Interface dataset entries
# # #
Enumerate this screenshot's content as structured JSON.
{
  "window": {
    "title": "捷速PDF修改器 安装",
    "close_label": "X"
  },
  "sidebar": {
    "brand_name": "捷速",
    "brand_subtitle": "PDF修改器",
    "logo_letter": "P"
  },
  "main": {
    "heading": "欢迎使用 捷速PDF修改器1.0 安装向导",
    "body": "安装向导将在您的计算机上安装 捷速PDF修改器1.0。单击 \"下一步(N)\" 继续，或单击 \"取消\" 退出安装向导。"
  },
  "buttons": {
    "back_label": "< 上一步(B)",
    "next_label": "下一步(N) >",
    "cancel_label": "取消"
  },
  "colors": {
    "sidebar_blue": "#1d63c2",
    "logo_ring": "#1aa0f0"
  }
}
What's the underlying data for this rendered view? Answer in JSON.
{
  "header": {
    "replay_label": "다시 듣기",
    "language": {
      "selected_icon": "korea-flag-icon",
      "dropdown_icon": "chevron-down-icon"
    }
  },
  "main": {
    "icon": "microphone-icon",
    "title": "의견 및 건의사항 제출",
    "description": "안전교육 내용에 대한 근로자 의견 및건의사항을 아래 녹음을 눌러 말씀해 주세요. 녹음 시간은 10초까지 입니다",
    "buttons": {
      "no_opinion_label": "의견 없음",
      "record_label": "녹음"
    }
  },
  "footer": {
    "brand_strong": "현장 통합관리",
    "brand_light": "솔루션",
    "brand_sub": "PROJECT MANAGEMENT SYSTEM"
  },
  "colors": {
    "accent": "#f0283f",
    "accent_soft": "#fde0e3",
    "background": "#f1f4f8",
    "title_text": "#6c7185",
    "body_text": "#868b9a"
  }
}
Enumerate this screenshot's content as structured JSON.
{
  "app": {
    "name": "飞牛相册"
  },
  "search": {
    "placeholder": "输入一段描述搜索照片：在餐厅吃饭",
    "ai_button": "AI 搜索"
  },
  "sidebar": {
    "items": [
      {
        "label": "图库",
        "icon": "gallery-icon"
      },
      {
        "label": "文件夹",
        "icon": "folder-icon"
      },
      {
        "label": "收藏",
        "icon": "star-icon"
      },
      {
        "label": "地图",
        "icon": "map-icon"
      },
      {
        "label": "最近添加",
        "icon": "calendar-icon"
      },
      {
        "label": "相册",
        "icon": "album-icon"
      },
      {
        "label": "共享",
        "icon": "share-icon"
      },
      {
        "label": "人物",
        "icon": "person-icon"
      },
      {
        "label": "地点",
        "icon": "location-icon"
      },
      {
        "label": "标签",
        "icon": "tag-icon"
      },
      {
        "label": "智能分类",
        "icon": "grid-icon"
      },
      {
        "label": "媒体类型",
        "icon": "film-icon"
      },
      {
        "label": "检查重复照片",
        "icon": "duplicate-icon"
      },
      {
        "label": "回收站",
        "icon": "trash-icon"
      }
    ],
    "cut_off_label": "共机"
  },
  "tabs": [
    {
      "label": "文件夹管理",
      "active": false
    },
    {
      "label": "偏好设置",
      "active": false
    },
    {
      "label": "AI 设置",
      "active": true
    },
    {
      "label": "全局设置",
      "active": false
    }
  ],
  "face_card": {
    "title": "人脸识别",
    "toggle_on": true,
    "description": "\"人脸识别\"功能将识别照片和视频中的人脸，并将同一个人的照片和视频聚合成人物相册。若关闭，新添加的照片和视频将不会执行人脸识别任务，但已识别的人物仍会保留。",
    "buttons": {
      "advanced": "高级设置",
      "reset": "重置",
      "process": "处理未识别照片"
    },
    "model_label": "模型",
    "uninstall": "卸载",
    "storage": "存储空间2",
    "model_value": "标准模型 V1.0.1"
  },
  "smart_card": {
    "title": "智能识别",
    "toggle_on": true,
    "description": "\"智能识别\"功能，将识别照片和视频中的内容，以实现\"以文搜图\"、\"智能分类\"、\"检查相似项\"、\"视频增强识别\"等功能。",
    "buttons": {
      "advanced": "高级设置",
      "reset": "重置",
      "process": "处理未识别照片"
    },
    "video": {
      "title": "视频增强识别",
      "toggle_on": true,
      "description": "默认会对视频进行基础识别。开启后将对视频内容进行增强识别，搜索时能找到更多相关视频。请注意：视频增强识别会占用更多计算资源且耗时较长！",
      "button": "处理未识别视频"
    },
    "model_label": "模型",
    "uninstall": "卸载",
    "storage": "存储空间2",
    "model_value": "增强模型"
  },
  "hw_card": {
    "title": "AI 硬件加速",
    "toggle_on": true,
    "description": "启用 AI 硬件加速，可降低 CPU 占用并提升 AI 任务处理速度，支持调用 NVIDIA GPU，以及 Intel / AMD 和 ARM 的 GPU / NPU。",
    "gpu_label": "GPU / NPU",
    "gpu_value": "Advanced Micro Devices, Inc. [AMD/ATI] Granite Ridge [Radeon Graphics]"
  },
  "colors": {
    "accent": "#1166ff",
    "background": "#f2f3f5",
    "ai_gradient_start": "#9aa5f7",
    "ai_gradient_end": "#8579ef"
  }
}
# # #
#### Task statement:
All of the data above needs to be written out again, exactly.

#### Answer box:
Enumerate this screenshot's content as structured JSON.
{
  "window": {
    "title": "捷速PDF修改器 安装",
    "close_label": "X"
  },
  "sidebar": {
    "brand_name": "捷速",
    "brand_subtitle": "PDF修改器",
    "logo_letter": "P"
  },
  "main": {
    "heading": "欢迎使用 捷速PDF修改器1.0 安装向导",
    "body": "安装向导将在您的计算机上安装 捷速PDF修改器1.0。单击 \"下一步(N)\" 继续，或单击 \"取消\" 退出安装向导。"
  },
  "buttons": {
    "back_label": "< 上一步(B)",
    "next_label": "下一步(N) >",
    "cancel_label": "取消"
  },
  "colors": {
    "sidebar_blue": "#1d63c2",
    "logo_ring": "#1aa0f0"
  }
}
What's the underlying data for this rendered view? Answer in JSON.
{
  "header": {
    "replay_label": "다시 듣기",
    "language": {
      "selected_icon": "korea-flag-icon",
      "dropdown_icon": "chevron-down-icon"
    }
  },
  "main": {
    "icon": "microphone-icon",
    "title": "의견 및 건의사항 제출",
    "description": "안전교육 내용에 대한 근로자 의견 및건의사항을 아래 녹음을 눌러 말씀해 주세요. 녹음 시간은 10초까지 입니다",
    "buttons": {
      "no_opinion_label": "의견 없음",
      "record_label": "녹음"
    }
  },
  "footer": {
    "brand_strong": "현장 통합관리",
    "brand_light": "솔루션",
    "brand_sub": "PROJECT MANAGEMENT SYSTEM"
  },
  "colors": {
    "accent": "#f0283f",
    "accent_soft": "#fde0e3",
    "background": "#f1f4f8",
    "title_text": "#6c7185",
    "body_text": "#868b9a"
  }
}
Enumerate this screenshot's content as structured JSON.
{
  "app": {
    "name": "飞牛相册"
  },
  "search": {
    "placeholder": "输入一段描述搜索照片：在餐厅吃饭",
    "ai_button": "AI 搜索"
  },
  "sidebar": {
    "items": [
      {
        "label": "图库",
        "icon": "gallery-icon"
      },
      {
        "label": "文件夹",
        "icon": "folder-icon"
      },
      {
        "label": "收藏",
        "icon": "star-icon"
      },
      {
        "label": "地图",
        "icon": "map-icon"
      },
      {
        "label": "最近添加",
        "icon": "calendar-icon"
      },
      {
        "label": "相册",
        "icon": "album-icon"
      },
      {
        "label": "共享",
        "icon": "share-icon"
      },
      {
        "label": "人物",
        "icon": "person-icon"
      },
      {
        "label": "地点",
        "icon": "location-icon"
      },
      {
        "label": "标签",
        "icon": "tag-icon"
      },
      {
        "label": "智能分类",
        "icon": "grid-icon"
      },
      {
        "label": "媒体类型",
        "icon": "film-icon"
      },
      {
        "label": "检查重复照片",
        "icon": "duplicate-icon"
      },
      {
        "label": "回收站",
        "icon": "trash-icon"
      }
    ],
    "cut_off_label": "共机"
  },
  "tabs": [
    {
      "label": "文件夹管理",
      "active": false
    },
    {
      "label": "偏好设置",
      "active": false
    },
    {
      "label": "AI 设置",
      "active": true
    },
    {
      "label": "全局设置",
      "active": false
    }
  ],
  "face_card": {
    "title": "人脸识别",
    "toggle_on": true,
    "description": "\"人脸识别\"功能将识别照片和视频中的人脸，并将同一个人的照片和视频聚合成人物相册。若关闭，新添加的照片和视频将不会执行人脸识别任务，但已识别的人物仍会保留。",
    "buttons": {
      "advanced": "高级设置",
      "reset": "重置",
      "process": "处理未识别照片"
    },
    "model_label": "模型",
    "uninstall": "卸载",
    "storage": "存储空间2",
    "model_value": "标准模型 V1.0.1"
  },
  "smart_card": {
    "title": "智能识别",
    "toggle_on": true,
    "description": "\"智能识别\"功能，将识别照片和视频中的内容，以实现\"以文搜图\"、\"智能分类\"、\"检查相似项\"、\"视频增强识别\"等功能。",
    "buttons": {
      "advanced": "高级设置",
      "reset": "重置",
      "process": "处理未识别照片"
    },
    "video": {
      "title": "视频增强识别",
      "toggle_on": true,
      "description": "默认会对视频进行基础识别。开启后将对视频内容进行增强识别，搜索时能找到更多相关视频。请注意：视频增强识别会占用更多计算资源且耗时较长！",
      "button": "处理未识别视频"
    },
    "model_label": "模型",
    "uninstall": "卸载",
    "storage": "存储空间2",
    "model_value": "增强模型"
  },
  "hw_card": {
    "title": "AI 硬件加速",
    "toggle_on": true,
    "description": "启用 AI 硬件加速，可降低 CPU 占用并提升 AI 任务处理速度，支持调用 NVIDIA GPU，以及 Intel / AMD 和 ARM 的 GPU / NPU。",
    "gpu_label": "GPU / NPU",
    "gpu_value": "Advanced Micro Devices, Inc. [AMD/ATI] Granite Ridge [Radeon Graphics]"
  },
  "colors": {
    "accent": "#1166ff",
    "background": "#f2f3f5",
    "ai_gradient_start": "#9aa5f7",
    "ai_gradient_end": "#8579ef"
  }
}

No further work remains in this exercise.